Likewise, our ordinary American above having the median US net worth means that half of Americans are richer than he is and half are poorer. He’s the average American, and with a net worth of just under $45,000, he’s doing worse than the average member of 26 other countries, including not-so-wealthy countries like Greece and Slovenia.1 The US’s mean wealth / median wealth ratio of 6.7 is one of the highest in the world and suggests that wealth inequality is particularly high in the US.
And how about an average human? How much wealth does the median adult in the world have?
Even if you adjust for the cost of living in poorer countries, this is pretty low. And this is the median human wealth, meaning that half of all adults have less than $4,000 to their name.
Sure. What seems to be the problem?
Okay annoying, but I guess also fair. Let’s fix this by converting the gold into a big potato of equal value.
How big a potato could you buy with all the world’s wealth? If a typical potato sells in the US for $.33 and a potato is about 15 cubic inches, or 246 cubic cm, so $241 trillion would buy you 179 cubic km of potato, or a potato about 60km long.
Fine. How big a pizza could we buy for $241 trillion?
A Domino’s 14″ pizza goes for $19 (at least in New York), which comes out to 52.3cm2 per dollar. Using that rate, we can convert all human wealth to a pizza with area 1.26 million km2, which is just about the area of Niger.
Okay yeah, you need water I guess. At Poland Spring’s rate of $1 for a 16.9oz bottle, I can convert the world’s wealth into a 31.8 trillion-gallon bottle with a height of 11.6km, just above where airplanes fly.
I’m sorry you’re in this situation, but there’s nothing more I can really do to help. Instead, I’ll wrap up by converting all $241 trillion of the world’s wealth into tortoise.
To assist with my calculations, I’ve called upon my pet tortoise and close friend of nine years, Winston.
To Winston’s displeasure, I used a tape measure to determine his proportions—he’s roughly 25cm long, 15cm wide, and 13cm high. His original price tag was $200, making the going tortoise rate $.20/cubic cm.
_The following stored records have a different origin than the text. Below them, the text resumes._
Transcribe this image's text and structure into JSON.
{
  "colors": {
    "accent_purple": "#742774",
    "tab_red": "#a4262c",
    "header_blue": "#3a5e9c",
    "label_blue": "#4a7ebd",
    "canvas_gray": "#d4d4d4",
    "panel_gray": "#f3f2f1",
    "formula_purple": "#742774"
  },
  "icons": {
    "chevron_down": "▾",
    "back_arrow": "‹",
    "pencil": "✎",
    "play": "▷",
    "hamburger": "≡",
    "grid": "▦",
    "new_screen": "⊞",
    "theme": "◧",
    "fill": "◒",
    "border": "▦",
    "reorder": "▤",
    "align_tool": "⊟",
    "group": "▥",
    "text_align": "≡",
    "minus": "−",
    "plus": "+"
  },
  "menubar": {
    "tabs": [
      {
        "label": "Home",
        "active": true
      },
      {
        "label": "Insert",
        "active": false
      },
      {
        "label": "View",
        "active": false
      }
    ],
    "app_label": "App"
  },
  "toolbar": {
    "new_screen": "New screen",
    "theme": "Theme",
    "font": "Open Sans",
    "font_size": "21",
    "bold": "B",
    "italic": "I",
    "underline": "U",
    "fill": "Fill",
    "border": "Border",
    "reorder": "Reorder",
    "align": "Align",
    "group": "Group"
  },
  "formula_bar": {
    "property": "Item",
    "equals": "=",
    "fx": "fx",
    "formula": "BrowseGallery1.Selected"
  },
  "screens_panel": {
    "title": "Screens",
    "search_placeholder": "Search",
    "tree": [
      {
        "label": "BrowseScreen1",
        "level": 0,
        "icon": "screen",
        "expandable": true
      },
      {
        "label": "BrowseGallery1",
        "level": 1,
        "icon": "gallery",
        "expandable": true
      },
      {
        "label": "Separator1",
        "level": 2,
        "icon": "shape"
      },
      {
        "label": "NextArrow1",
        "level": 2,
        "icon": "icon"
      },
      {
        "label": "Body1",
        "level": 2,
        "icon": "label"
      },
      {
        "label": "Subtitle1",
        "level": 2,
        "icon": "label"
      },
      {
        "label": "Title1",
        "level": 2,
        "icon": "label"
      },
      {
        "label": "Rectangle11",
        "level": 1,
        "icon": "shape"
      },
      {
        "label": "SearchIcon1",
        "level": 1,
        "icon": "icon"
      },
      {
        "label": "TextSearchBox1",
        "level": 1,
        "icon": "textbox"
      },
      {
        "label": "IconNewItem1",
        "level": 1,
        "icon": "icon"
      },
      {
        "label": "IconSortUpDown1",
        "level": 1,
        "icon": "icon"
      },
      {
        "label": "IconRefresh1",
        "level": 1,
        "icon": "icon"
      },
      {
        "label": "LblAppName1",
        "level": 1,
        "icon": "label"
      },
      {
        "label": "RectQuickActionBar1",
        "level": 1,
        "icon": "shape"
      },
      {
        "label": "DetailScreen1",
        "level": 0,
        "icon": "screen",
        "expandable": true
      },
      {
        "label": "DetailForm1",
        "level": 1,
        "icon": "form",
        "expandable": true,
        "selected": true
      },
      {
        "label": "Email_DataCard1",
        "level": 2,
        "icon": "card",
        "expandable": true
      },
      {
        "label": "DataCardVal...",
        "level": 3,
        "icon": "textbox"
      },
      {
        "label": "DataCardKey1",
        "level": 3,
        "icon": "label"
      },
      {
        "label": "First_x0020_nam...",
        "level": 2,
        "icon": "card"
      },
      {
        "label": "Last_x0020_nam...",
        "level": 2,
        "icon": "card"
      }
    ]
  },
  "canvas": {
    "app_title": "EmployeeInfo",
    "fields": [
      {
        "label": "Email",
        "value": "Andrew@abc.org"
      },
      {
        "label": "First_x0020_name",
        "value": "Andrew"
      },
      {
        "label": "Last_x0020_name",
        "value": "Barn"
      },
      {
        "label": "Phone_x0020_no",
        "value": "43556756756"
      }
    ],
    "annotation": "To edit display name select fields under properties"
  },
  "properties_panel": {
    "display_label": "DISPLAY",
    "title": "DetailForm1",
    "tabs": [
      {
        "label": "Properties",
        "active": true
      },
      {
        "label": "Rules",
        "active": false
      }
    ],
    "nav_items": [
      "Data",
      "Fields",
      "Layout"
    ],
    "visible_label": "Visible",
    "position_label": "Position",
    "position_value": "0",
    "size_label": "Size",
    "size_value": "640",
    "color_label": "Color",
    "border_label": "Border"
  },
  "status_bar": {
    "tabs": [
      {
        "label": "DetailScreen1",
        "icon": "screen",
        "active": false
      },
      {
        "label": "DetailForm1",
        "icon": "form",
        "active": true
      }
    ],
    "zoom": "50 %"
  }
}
Using that rate, we can convert all the world’s wealth to tortoise and buy ourselves a 2.7km long tortoise.
If you liked this, you’ll probably also like:
1. Global Wealth Report, Credit Suisse, October 2013.
2. Thomas Reuters GFMS Release – Gold Survey 2013.
3. Forbes Billionaires: Full List of the World’s 500 Richest People.
6. Oxfam Briefing Paper – Working for the Few
7. United Nations – The World Distribution of Household Wealth
8. Unicef – Global Inequality: Beyond the Bottom Billion